▸ **Work task**: In the listing below, find each line with the string "damage" and return it.

━━━━━━━━━━━━━━━━

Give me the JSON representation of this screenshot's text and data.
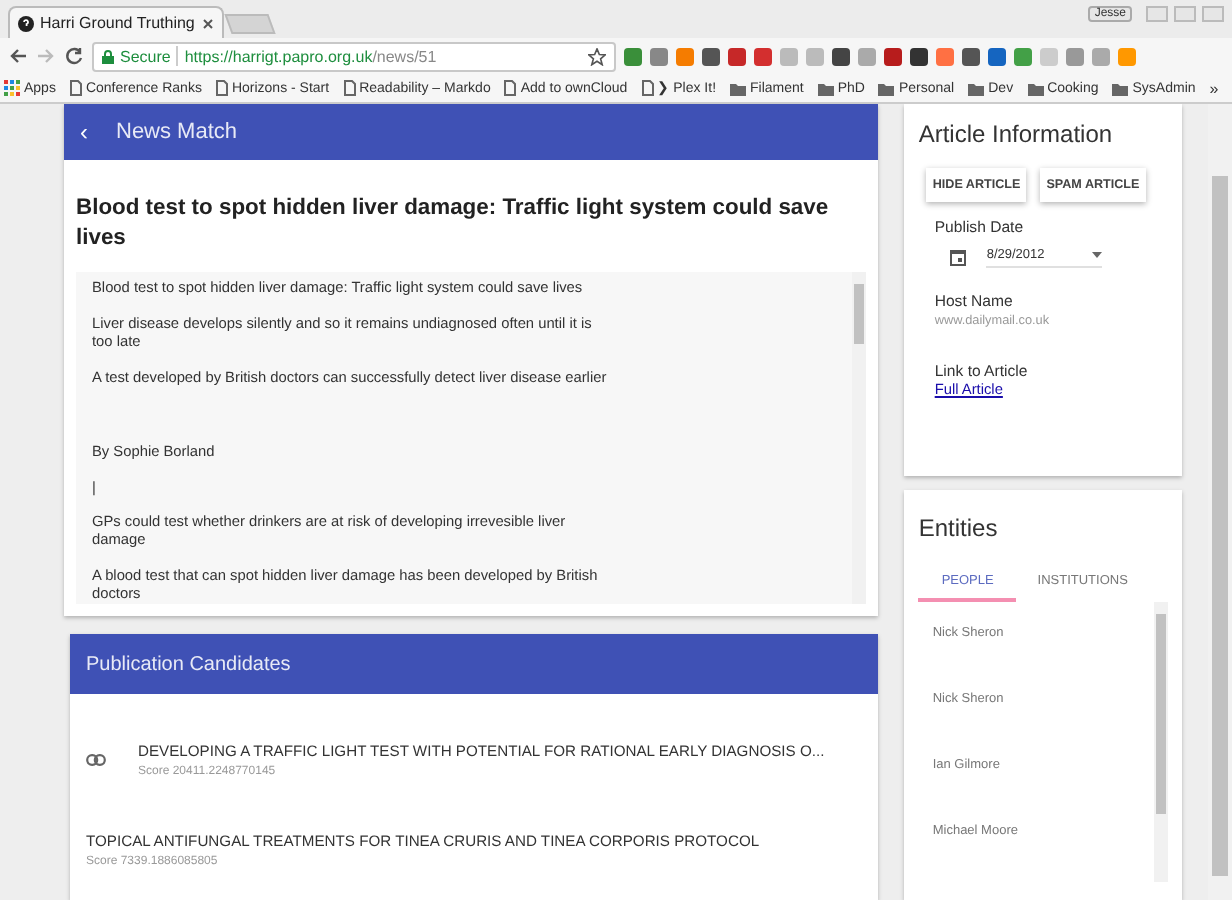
{
  "browser": {
    "tab_title": "Harri Ground Truthing",
    "user_badge": "Jesse",
    "secure_label": "Secure",
    "url_host": "https://harrigt.papro.org.uk",
    "url_path": "/news/51",
    "bookmarks": [
      {
        "label": "Apps",
        "kind": "apps"
      },
      {
        "label": "Conference Ranks",
        "kind": "page"
      },
      {
        "label": "Horizons - Start",
        "kind": "page"
      },
      {
        "label": "Readability – Markdo",
        "kind": "page"
      },
      {
        "label": "Add to ownCloud",
        "kind": "page"
      },
      {
        "label": "❯ Plex It!",
        "kind": "page"
      },
      {
        "label": "Filament",
        "kind": "folder"
      },
      {
        "label": "PhD",
        "kind": "folder"
      },
      {
        "label": "Personal",
        "kind": "folder"
      },
      {
        "label": "Dev",
        "kind": "folder"
      },
      {
        "label": "Cooking",
        "kind": "folder"
      },
      {
        "label": "SysAdmin",
        "kind": "folder"
      }
    ],
    "more": "»"
  },
  "article": {
    "header": "News Match",
    "back": "‹",
    "title": "Blood test to spot hidden liver damage: Traffic light system could save lives",
    "sections": [
      [
        "Blood test to spot hidden liver damage: Traffic light system could save lives",
        "Liver disease develops silently and so it remains undiagnosed often until it is too late",
        "A test developed by British doctors can successfully detect liver disease earlier"
      ],
      [
        "By Sophie Borland",
        "|",
        "GPs could test whether drinkers are at risk of developing irrevesible liver damage",
        "A blood test that can spot hidden liver damage has been developed by British doctors"
      ]
    ]
  },
  "candidates": {
    "header": "Publication Candidates",
    "items": [
      {
        "title": "DEVELOPING A TRAFFIC LIGHT TEST WITH POTENTIAL FOR RATIONAL EARLY DIAGNOSIS O...",
        "score": "Score 20411.2248770145",
        "linked": true
      },
      {
        "title": "TOPICAL ANTIFUNGAL TREATMENTS FOR TINEA CRURIS AND TINEA CORPORIS PROTOCOL",
        "score": "Score 7339.1886085805",
        "linked": false
      }
    ]
  },
  "article_info": {
    "title": "Article Information",
    "buttons": [
      "HIDE ARTICLE",
      "SPAM ARTICLE"
    ],
    "publish_label": "Publish Date",
    "publish_date": "8/29/2012",
    "host_label": "Host Name",
    "host": "www.dailymail.co.uk",
    "link_label": "Link to Article",
    "link": "Full Article"
  },
  "entities": {
    "title": "Entities",
    "tabs": [
      {
        "label": "PEOPLE",
        "selected": true
      },
      {
        "label": "INSTITUTIONS",
        "selected": false
      }
    ],
    "items": [
      "Nick Sheron",
      "Nick Sheron",
      "Ian Gilmore",
      "Michael Moore"
    ]
  }
}
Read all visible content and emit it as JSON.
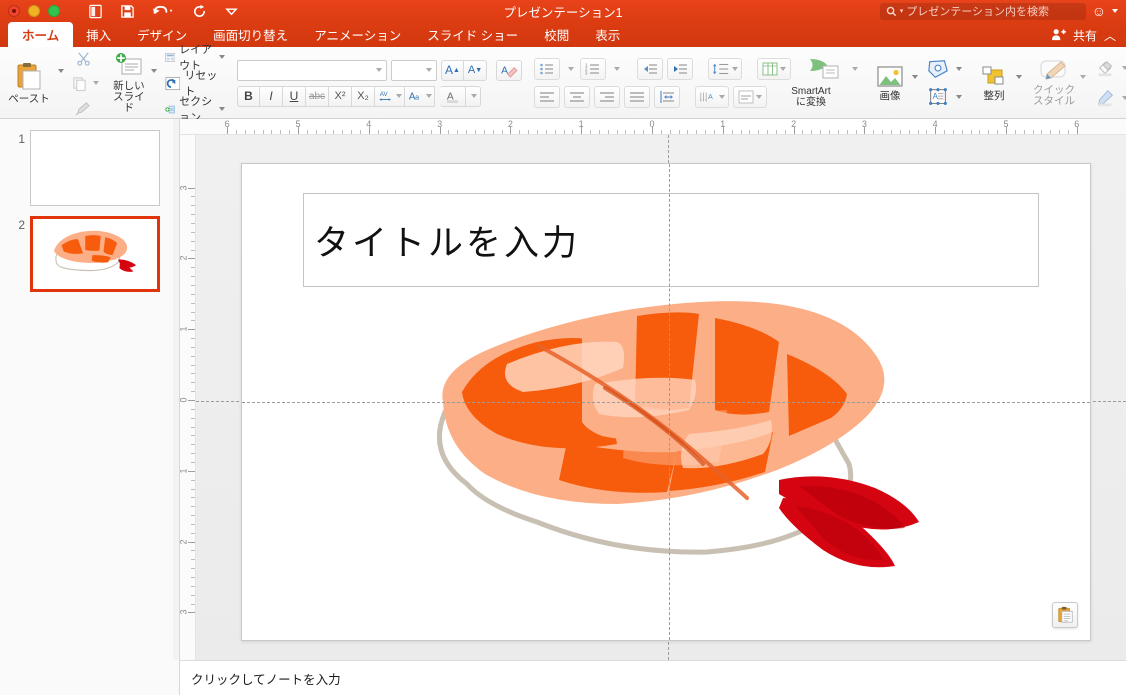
{
  "window": {
    "title": "プレゼンテーション1",
    "traffic_lights": [
      "close",
      "minimize",
      "zoom"
    ],
    "theme_color": "#dd3c12"
  },
  "quick_access": [
    {
      "name": "new-slide-icon",
      "label": "新規"
    },
    {
      "name": "save-icon",
      "label": "保存"
    },
    {
      "name": "undo-icon",
      "label": "元に戻す"
    },
    {
      "name": "redo-icon",
      "label": "やり直し"
    },
    {
      "name": "customize-toolbar-icon",
      "label": "ツールバーのカスタマイズ"
    }
  ],
  "search": {
    "placeholder": "プレゼンテーション内を検索",
    "icon": "search-icon"
  },
  "account": {
    "icon": "smiley-icon"
  },
  "tabs": [
    {
      "label": "ホーム",
      "active": true
    },
    {
      "label": "挿入",
      "active": false
    },
    {
      "label": "デザイン",
      "active": false
    },
    {
      "label": "画面切り替え",
      "active": false
    },
    {
      "label": "アニメーション",
      "active": false
    },
    {
      "label": "スライド ショー",
      "active": false
    },
    {
      "label": "校閲",
      "active": false
    },
    {
      "label": "表示",
      "active": false
    }
  ],
  "tab_right": {
    "share_label": "共有",
    "share_icon": "person-add-icon",
    "collapse_icon": "chevron-up-icon"
  },
  "ribbon": {
    "clipboard": {
      "paste_label": "ペースト",
      "paste_icon": "clipboard-icon",
      "cut_icon": "scissors-icon",
      "copy_icon": "copy-icon",
      "format_painter_icon": "paintbrush-icon"
    },
    "slides": {
      "new_slide_label": "新しい\nスライド",
      "new_slide_line1": "新しい",
      "new_slide_line2": "スライド",
      "new_slide_icon": "new-slide-icon",
      "layout_label": "レイアウト",
      "layout_icon": "layout-icon",
      "reset_label": "リセット",
      "reset_icon": "reset-icon",
      "section_label": "セクション",
      "section_icon": "section-icon"
    },
    "font": {
      "font_name_value": "",
      "font_size_value": "",
      "grow_font_icon": "grow-font-icon",
      "shrink_font_icon": "shrink-font-icon",
      "clear_format_icon": "clear-formatting-icon",
      "bold": "B",
      "italic": "I",
      "underline": "U",
      "strikethrough": "abc",
      "superscript": "X²",
      "subscript": "X₂",
      "character_spacing_icon": "character-spacing-icon",
      "change_case_icon": "change-case-icon",
      "font_color_icon": "font-color-icon"
    },
    "paragraph": {
      "bullets_icon": "bullet-list-icon",
      "numbering_icon": "numbered-list-icon",
      "decrease_indent_icon": "decrease-indent-icon",
      "increase_indent_icon": "increase-indent-icon",
      "line_spacing_icon": "line-spacing-icon",
      "columns_icon": "columns-icon",
      "smartart_label_line1": "SmartArt",
      "smartart_label_line2": "に変換",
      "smartart_icon": "smartart-icon",
      "align_left_icon": "align-left-icon",
      "align_center_icon": "align-center-icon",
      "align_right_icon": "align-right-icon",
      "justify_icon": "justify-icon",
      "distribute_icon": "distribute-text-icon",
      "text_direction_icon": "text-direction-icon",
      "align_text_icon": "align-text-icon"
    },
    "insert": {
      "picture_label": "画像",
      "picture_icon": "picture-icon",
      "shapes_icon": "shapes-icon",
      "textbox_icon": "text-box-icon"
    },
    "drawing": {
      "arrange_label": "整列",
      "arrange_icon": "arrange-icon",
      "quick_styles_line1": "クイック",
      "quick_styles_line2": "スタイル",
      "quick_styles_icon": "quick-styles-icon",
      "shape_fill_icon": "shape-fill-icon",
      "shape_outline_icon": "shape-outline-icon"
    }
  },
  "rulers": {
    "horizontal_ticks": [
      "6",
      "5",
      "4",
      "3",
      "2",
      "1",
      "0",
      "1",
      "2",
      "3",
      "4",
      "5",
      "6"
    ],
    "vertical_ticks": [
      "3",
      "2",
      "1",
      "0",
      "1",
      "2",
      "3"
    ],
    "unit": "inch"
  },
  "slide_panel": {
    "slides": [
      {
        "number": "1",
        "selected": false,
        "has_image": false
      },
      {
        "number": "2",
        "selected": true,
        "has_image": true
      }
    ]
  },
  "slide": {
    "title_placeholder": "タイトルを入力",
    "image": {
      "name": "shrimp-nigiri-sushi-illustration",
      "colors": {
        "shrimp_light": "#fcaf87",
        "shrimp_stripe": "#f75c0c",
        "shrimp_highlight": "#ffd5be",
        "tail_red": "#d40511",
        "tail_dark": "#b00009",
        "rice_white": "#ffffff",
        "rice_outline": "#c8c0b2"
      }
    },
    "paste_options_icon": "paste-options-clipboard-icon"
  },
  "notes": {
    "placeholder": "クリックしてノートを入力"
  }
}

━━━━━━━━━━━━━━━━

▸ **Output of the task**:
    "title": "Blood test to spot hidden liver damage: Traffic light system could save lives",
        "Blood test to spot hidden liver damage: Traffic light system could save lives",
        "GPs could test whether drinkers are at risk of developing irrevesible liver damage",
        "A blood test that can spot hidden liver damage has been developed by British doctors"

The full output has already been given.